On the theme of social mobility of Heshuo fanzhen, the book researches the intergenerational rise and fall of scholar-officials in six chapters. Chapter one and two introduce the background of social mobility in Heshuo in the Tang Dynasty and the Five Dynasties. Given that a scientific division of social classes is the theoretical premise of social mobility studies, Zhang roughly divided the ranks of officials in the Tang Dynasty according to nine grades of official ranks, and then divided bureaucracy levels inside Heshuo. 
Chapter three to six represent the core content, discussing the “Heshuo story” [the declining Tang court recognized the hereditary autonomy in Heshuo fanzhen] from the perspective of social mobility, and examining the promotion and demotion of the ruling class in Heshuo. In addition to overall studies, the author conducts a case study of ancient scholars “moving northward to Heshuo” to explore multiple factors affecting social mobility. 
Quantitative analysis embodies the sociological turn of the book, contributing its most valuable part in studying social mobility in Heshuo. Zhang collects a total of more than 300 pieces of inscriptions on stone tablets pertaining to Heshuo fanzhen around the middle and late Tang Dynasties and the early Five Dynasties.
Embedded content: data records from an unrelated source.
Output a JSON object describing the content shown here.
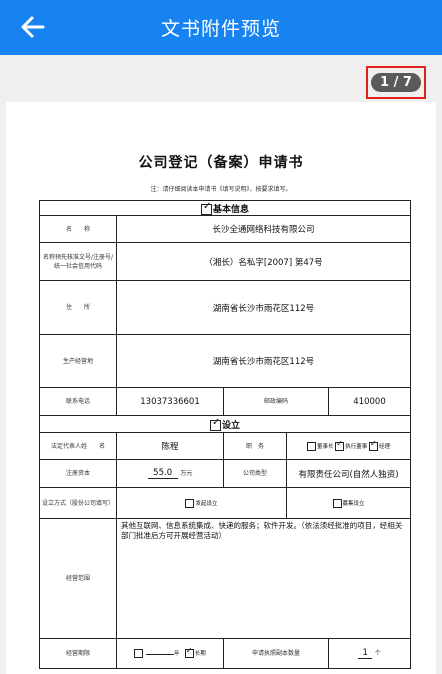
{
  "header": {
    "title": "文书附件预览"
  },
  "pager": {
    "text": "1 / 7"
  },
  "document": {
    "title": "公司登记（备案）申请书",
    "note": "注：请仔细阅读本申请书《填写说明》，按要求填写。",
    "basic_section": "基本信息",
    "name_label": "名　　称",
    "name_value": "长沙全通网络科技有限公司",
    "preapproval_label": "名称预先核准文号/注册号/统一社会信用代码",
    "preapproval_value": "（湘长）名私字[2007] 第47号",
    "address_label": "住　　所",
    "address_value": "湖南省长沙市雨花区112号",
    "biz_address_label": "生产经营地",
    "biz_address_value": "湖南省长沙市雨花区112号",
    "phone_label": "联系电话",
    "phone_value": "13037336601",
    "postcode_label": "邮政编码",
    "postcode_value": "410000",
    "setup_section": "设立",
    "legal_rep_label": "法定代表人姓　　名",
    "legal_rep_value": "陈程",
    "position_label": "职　务",
    "position_options": [
      "董事长",
      "执行董事",
      "经理"
    ],
    "capital_label": "注册资本",
    "capital_value": "55.0",
    "capital_unit": "万元",
    "company_type_label": "公司类型",
    "company_type_value": "有限责任公司(自然人独资)",
    "setup_method_label": "设立方式（股份公司填写）",
    "setup_method_options": [
      "发起设立",
      "募集设立"
    ],
    "scope_label": "经营范围",
    "scope_value": "其他互联网、信息系统集成、快递的服务；软件开发。（依法须经批准的项目，经相关部门批准后方可开展经营活动）",
    "term_label": "经营期限",
    "term_years_unit": "年",
    "term_long_label": "长期",
    "license_count_label": "申请执照副本数量",
    "license_count_value": "1",
    "license_count_unit": "个"
  }
}
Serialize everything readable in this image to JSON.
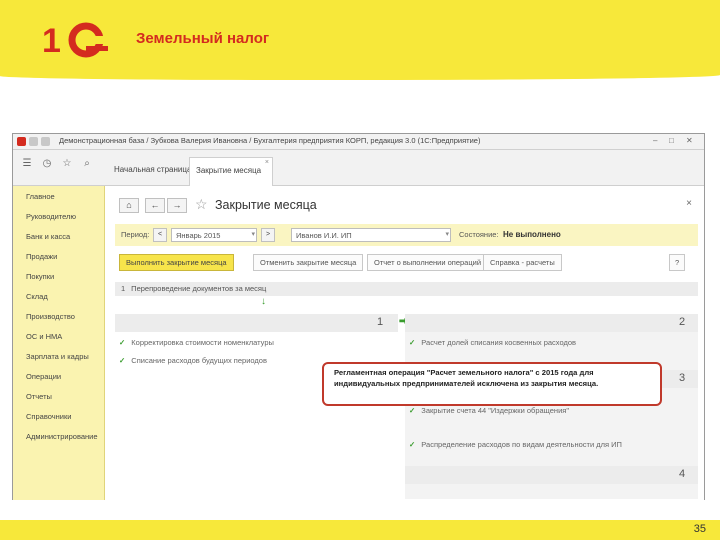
{
  "slide": {
    "title": "Земельный налог",
    "page_number": "35",
    "logo_text": "1С"
  },
  "window": {
    "title": "Демонстрационная база / Зубкова Валерия Ивановна / Бухгалтерия предприятия КОРП, редакция 3.0 (1С:Предприятие)",
    "tabs": [
      {
        "label": "Начальная страница"
      },
      {
        "label": "Закрытие месяца"
      }
    ]
  },
  "sidebar": {
    "items": [
      {
        "label": "Главное"
      },
      {
        "label": "Руководителю"
      },
      {
        "label": "Банк и касса"
      },
      {
        "label": "Продажи"
      },
      {
        "label": "Покупки"
      },
      {
        "label": "Склад"
      },
      {
        "label": "Производство"
      },
      {
        "label": "ОС и НМА"
      },
      {
        "label": "Зарплата и кадры"
      },
      {
        "label": "Операции"
      },
      {
        "label": "Отчеты"
      },
      {
        "label": "Справочники"
      },
      {
        "label": "Администрирование"
      }
    ]
  },
  "form": {
    "title": "Закрытие месяца",
    "period_label": "Период:",
    "period_value": "Январь 2015",
    "org_value": "Иванов И.И. ИП",
    "status_label": "Состояние:",
    "status_value": "Не выполнено",
    "buttons": {
      "run": "Выполнить закрытие месяца",
      "cancel": "Отменить закрытие месяца",
      "report": "Отчет о выполнении операций",
      "help": "Справка - расчеты",
      "question": "?"
    },
    "section1": "Перепроведение документов за месяц",
    "col_left_num": "1",
    "col_right_num_2": "2",
    "col_right_num_3": "3",
    "col_right_num_4": "4",
    "left_ops": [
      "Корректировка стоимости номенклатуры",
      "Списание расходов будущих периодов"
    ],
    "right_ops": [
      "Расчет долей списания косвенных расходов",
      "Закрытие счета 44 \"Издержки обращения\"",
      "Распределение расходов по видам деятельности для ИП"
    ]
  },
  "callout": {
    "text": "Регламентная операция \"Расчет земельного налога\" с 2015 года для индивидуальных предпринимателей исключена из закрытия месяца."
  },
  "colors": {
    "accent_yellow": "#f7e83a",
    "title_red": "#d42b1f",
    "callout_border": "#c0392b",
    "check_green": "#3a9c2e"
  }
}
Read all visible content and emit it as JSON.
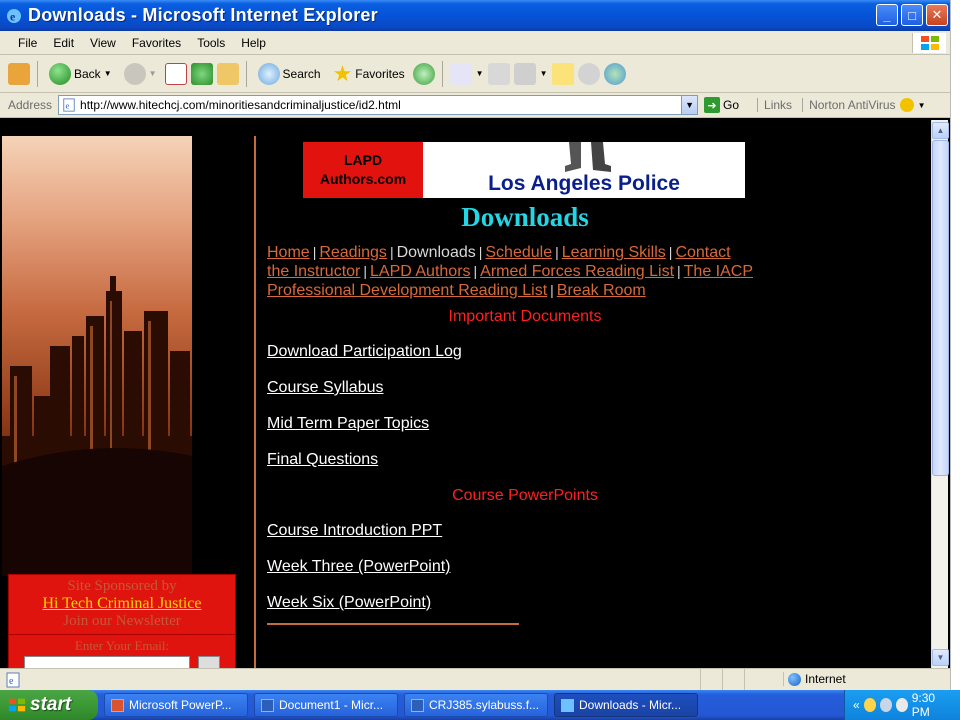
{
  "window": {
    "title": "Downloads - Microsoft Internet Explorer",
    "buttons": {
      "minimize": "_",
      "maximize": "□",
      "close": "✕"
    }
  },
  "menu": {
    "items": [
      "File",
      "Edit",
      "View",
      "Favorites",
      "Tools",
      "Help"
    ]
  },
  "toolbar": {
    "back": "Back",
    "search": "Search",
    "favorites": "Favorites"
  },
  "address": {
    "label": "Address",
    "url": "http://www.hitechcj.com/minoritiesandcriminaljustice/id2.html",
    "go": "Go",
    "links": "Links",
    "norton": "Norton AntiVirus"
  },
  "page": {
    "banner": {
      "lapd_line1": "LAPD",
      "lapd_line2": "Authors.com",
      "la_police": "Los Angeles Police"
    },
    "title": "Downloads",
    "nav": {
      "home": "Home",
      "readings": "Readings",
      "downloads": "Downloads",
      "schedule": "Schedule",
      "learning_skills": "Learning Skills",
      "contact_1": "Contact",
      "contact_2": "the Instructor",
      "lapd_authors": "LAPD Authors",
      "armed_forces": "Armed Forces Reading List",
      "iacp_1": "The IACP",
      "iacp_2": "Professional Development Reading List",
      "break_room": "Break Room"
    },
    "sections": {
      "important": "Important Documents",
      "powerpoints": "Course PowerPoints"
    },
    "documents": [
      "Download Participation Log",
      "Course Syllabus",
      "Mid Term Paper Topics",
      "Final Questions"
    ],
    "powerpoints": [
      "Course Introduction PPT",
      "Week Three (PowerPoint)",
      "Week Six (PowerPoint)"
    ],
    "sponsor": {
      "line1": "Site Sponsored by",
      "link": "Hi Tech Criminal Justice",
      "line3": "Join our Newsletter",
      "email_label": "Enter Your Email:"
    }
  },
  "status": {
    "zone": "Internet"
  },
  "taskbar": {
    "start": "start",
    "tasks": [
      "Microsoft PowerP...",
      "Document1 - Micr...",
      "CRJ385.sylabuss.f...",
      "Downloads - Micr..."
    ],
    "time": "9:30 PM"
  }
}
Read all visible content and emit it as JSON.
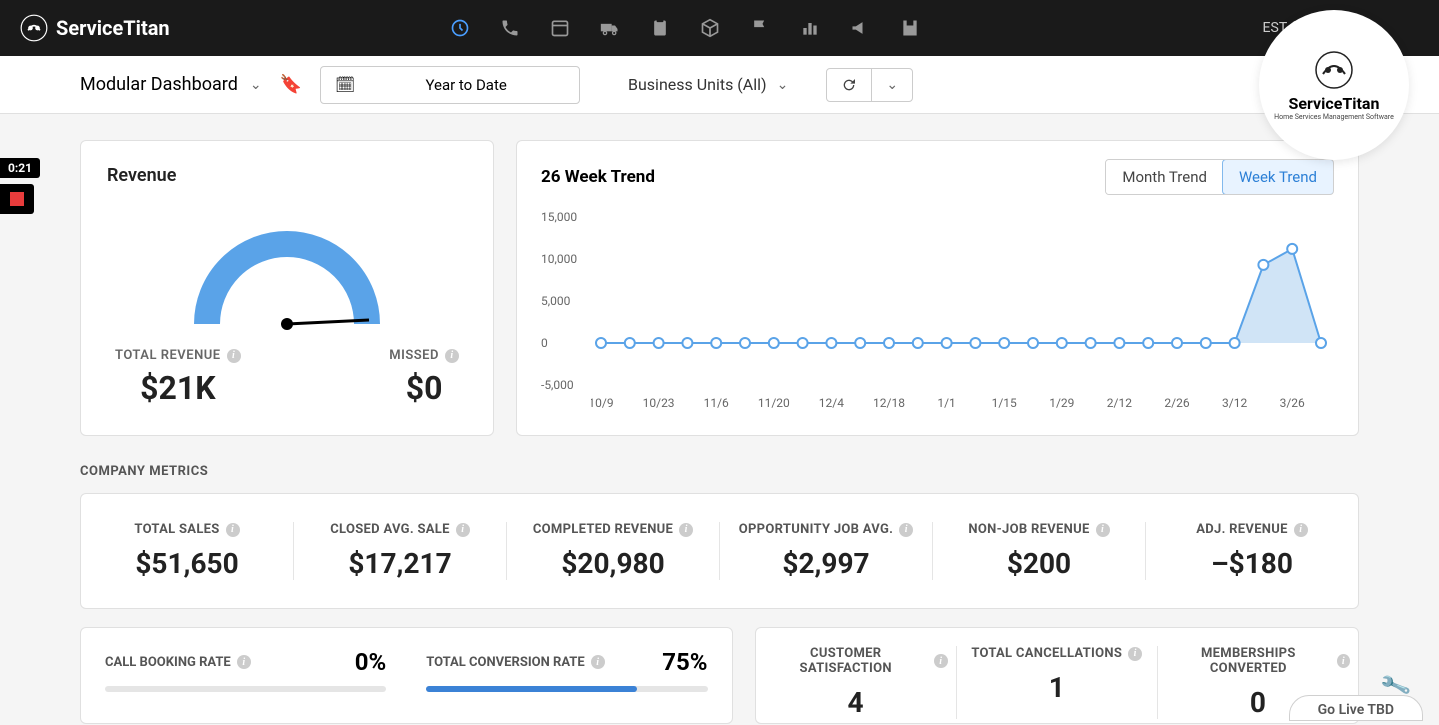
{
  "brand": "ServiceTitan",
  "timezone": "EST (+1 hrs)",
  "watermark": {
    "title": "ServiceTitan",
    "subtitle": "Home Services Management Software"
  },
  "filters": {
    "dashboard_name": "Modular Dashboard",
    "date_range": "Year to Date",
    "business_units": "Business Units (All)"
  },
  "revenue": {
    "title": "Revenue",
    "total_label": "TOTAL REVENUE",
    "total_value": "$21K",
    "missed_label": "MISSED",
    "missed_value": "$0"
  },
  "trend": {
    "title": "26 Week Trend",
    "toggle_month": "Month Trend",
    "toggle_week": "Week Trend",
    "y_ticks": [
      "15,000",
      "10,000",
      "5,000",
      "0",
      "-5,000"
    ]
  },
  "section_company_metrics": "COMPANY METRICS",
  "metrics": [
    {
      "label": "TOTAL SALES",
      "value": "$51,650"
    },
    {
      "label": "CLOSED AVG. SALE",
      "value": "$17,217"
    },
    {
      "label": "COMPLETED REVENUE",
      "value": "$20,980"
    },
    {
      "label": "OPPORTUNITY JOB AVG.",
      "value": "$2,997"
    },
    {
      "label": "NON-JOB REVENUE",
      "value": "$200"
    },
    {
      "label": "ADJ. REVENUE",
      "value": "–$180"
    }
  ],
  "rates": {
    "booking_label": "CALL BOOKING RATE",
    "booking_value": "0%",
    "conversion_label": "TOTAL CONVERSION RATE",
    "conversion_value": "75%"
  },
  "bottom_stats": [
    {
      "label": "CUSTOMER SATISFACTION",
      "value": "4"
    },
    {
      "label": "TOTAL CANCELLATIONS",
      "value": "1"
    },
    {
      "label": "MEMBERSHIPS CONVERTED",
      "value": "0"
    }
  ],
  "timer": "0:21",
  "golive": "Go Live TBD",
  "chart_data": {
    "type": "line",
    "title": "26 Week Trend",
    "ylabel": "",
    "ylim": [
      -5000,
      15000
    ],
    "x": [
      "10/9",
      "10/16",
      "10/23",
      "10/30",
      "11/6",
      "11/13",
      "11/20",
      "11/27",
      "12/4",
      "12/11",
      "12/18",
      "12/25",
      "1/1",
      "1/8",
      "1/15",
      "1/22",
      "1/29",
      "2/5",
      "2/12",
      "2/19",
      "2/26",
      "3/5",
      "3/12",
      "3/19",
      "3/26",
      "4/2"
    ],
    "x_ticks": [
      "10/9",
      "10/23",
      "11/6",
      "11/20",
      "12/4",
      "12/18",
      "1/1",
      "1/15",
      "1/29",
      "2/12",
      "2/26",
      "3/12",
      "3/26"
    ],
    "values": [
      0,
      0,
      0,
      0,
      0,
      0,
      0,
      0,
      0,
      0,
      0,
      0,
      0,
      0,
      0,
      0,
      0,
      0,
      0,
      0,
      0,
      0,
      0,
      9300,
      11200,
      0
    ]
  }
}
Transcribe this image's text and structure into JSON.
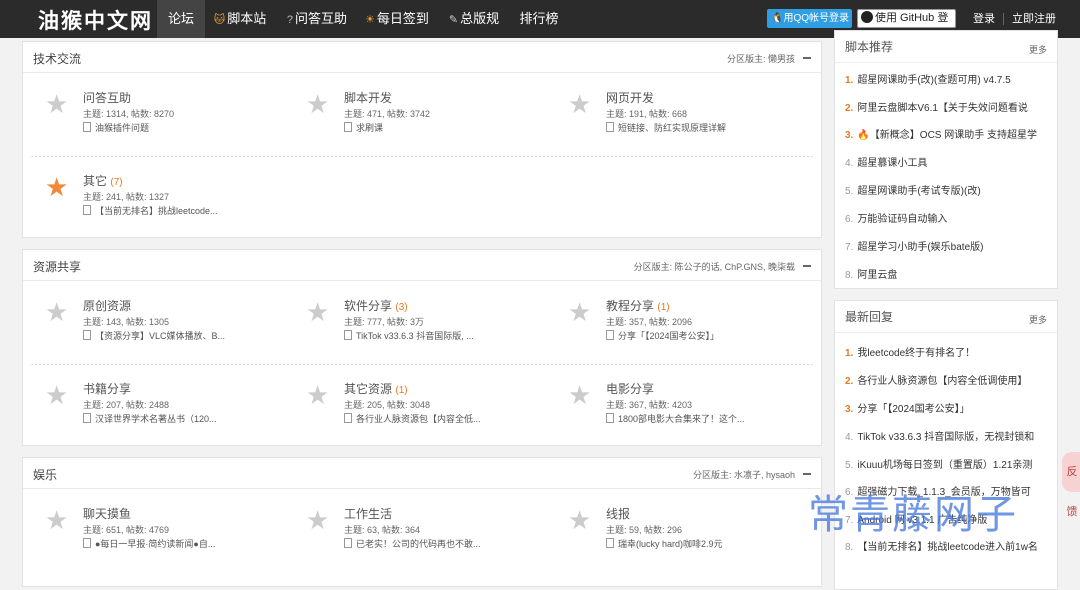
{
  "nav": {
    "logo": "油猴中文网",
    "items": [
      {
        "label": "论坛",
        "icon": ""
      },
      {
        "label": "脚本站",
        "icon": "cat-icon"
      },
      {
        "label": "问答互助",
        "icon": "question-icon"
      },
      {
        "label": "每日签到",
        "icon": "sun-icon"
      },
      {
        "label": "总版规",
        "icon": "pencil-icon"
      },
      {
        "label": "排行榜",
        "icon": ""
      }
    ],
    "qq_login": "用QQ帐号登录",
    "github_login": "使用 GitHub 登录",
    "login": "登录",
    "register": "立即注册"
  },
  "sections": [
    {
      "title": "技术交流",
      "moderators": "分区版主: 懒男孩",
      "forums": [
        {
          "name": "问答互助",
          "new": "",
          "stats": "主题: 1314, 帖数: 8270",
          "last": "油猴插件问题",
          "hot": false
        },
        {
          "name": "脚本开发",
          "new": "",
          "stats": "主题: 471, 帖数: 3742",
          "last": "求刷课",
          "hot": false
        },
        {
          "name": "网页开发",
          "new": "",
          "stats": "主题: 191, 帖数: 668",
          "last": "短链接、防红实现原理详解",
          "hot": false
        },
        {
          "name": "其它",
          "new": "(7)",
          "stats": "主题: 241, 帖数: 1327",
          "last": "【当前无排名】挑战leetcode...",
          "hot": true
        }
      ]
    },
    {
      "title": "资源共享",
      "moderators": "分区版主: 陈公子的话, ChP.GNS, 晚柒载",
      "forums": [
        {
          "name": "原创资源",
          "new": "",
          "stats": "主题: 143, 帖数: 1305",
          "last": "【资源分享】VLC媒体播放、B...",
          "hot": false
        },
        {
          "name": "软件分享",
          "new": "(3)",
          "stats": "主题: 777, 帖数: 3万",
          "last": "TikTok v33.6.3 抖音国际版, ...",
          "hot": false
        },
        {
          "name": "教程分享",
          "new": "(1)",
          "stats": "主题: 357, 帖数: 2096",
          "last": "分享「【2024国考公安】」",
          "hot": false
        },
        {
          "name": "书籍分享",
          "new": "",
          "stats": "主题: 207, 帖数: 2488",
          "last": "汉译世界学术名著丛书（120...",
          "hot": false
        },
        {
          "name": "其它资源",
          "new": "(1)",
          "stats": "主题: 205, 帖数: 3048",
          "last": "各行业人脉资源包【内容全低...",
          "hot": false
        },
        {
          "name": "电影分享",
          "new": "",
          "stats": "主题: 367, 帖数: 4203",
          "last": "1800部电影大合集来了！这个...",
          "hot": false
        }
      ]
    },
    {
      "title": "娱乐",
      "moderators": "分区版主: 水凛子, hysaoh",
      "forums": [
        {
          "name": "聊天摸鱼",
          "new": "",
          "stats": "主题: 651, 帖数: 4769",
          "last": "●每日一早报·简约读新闻●自...",
          "hot": false
        },
        {
          "name": "工作生活",
          "new": "",
          "stats": "主题: 63, 帖数: 364",
          "last": "已老实！公司的代码再也不敢...",
          "hot": false
        },
        {
          "name": "线报",
          "new": "",
          "stats": "主题: 59, 帖数: 296",
          "last": "瑞幸(lucky hard)咖啡2.9元",
          "hot": false
        }
      ]
    }
  ],
  "scripts_panel": {
    "title": "脚本推荐",
    "more": "更多",
    "items": [
      {
        "num": "1.",
        "text": "超星网课助手(改)(查题可用) v4.7.5"
      },
      {
        "num": "2.",
        "text": "阿里云盘脚本V6.1【关于失效问题看说"
      },
      {
        "num": "3.",
        "text": "🔥【新概念】OCS 网课助手 支持超星学"
      },
      {
        "num": "4.",
        "text": "超星慕课小工具"
      },
      {
        "num": "5.",
        "text": "超星网课助手(考试专版)(改)"
      },
      {
        "num": "6.",
        "text": "万能验证码自动输入"
      },
      {
        "num": "7.",
        "text": "超星学习小助手(娱乐bate版)"
      },
      {
        "num": "8.",
        "text": "阿里云盘"
      }
    ]
  },
  "replies_panel": {
    "title": "最新回复",
    "more": "更多",
    "items": [
      {
        "num": "1.",
        "text": "我leetcode终于有排名了！"
      },
      {
        "num": "2.",
        "text": "各行业人脉资源包【内容全低调使用】"
      },
      {
        "num": "3.",
        "text": "分享「【2024国考公安】」"
      },
      {
        "num": "4.",
        "text": "TikTok v33.6.3 抖音国际版，无视封锁和"
      },
      {
        "num": "5.",
        "text": "iKuuu机场每日签到（重置版）1.21亲测"
      },
      {
        "num": "6.",
        "text": "超强磁力下载_1.1.3_会员版，万物皆可"
      },
      {
        "num": "7.",
        "text": "Android 网 v3.1.1 广告纯净版"
      },
      {
        "num": "8.",
        "text": "【当前无排名】挑战leetcode进入前1w名"
      }
    ]
  },
  "watermark": "常青藤网子",
  "side_tab": "反馈"
}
After careful textual research one by one, 252 informative and reliable pieces of inscriptions were selected to serve as useful samples. 
Feng Jinzhong is a research fellow from the Hebei Academy of Social Sciences.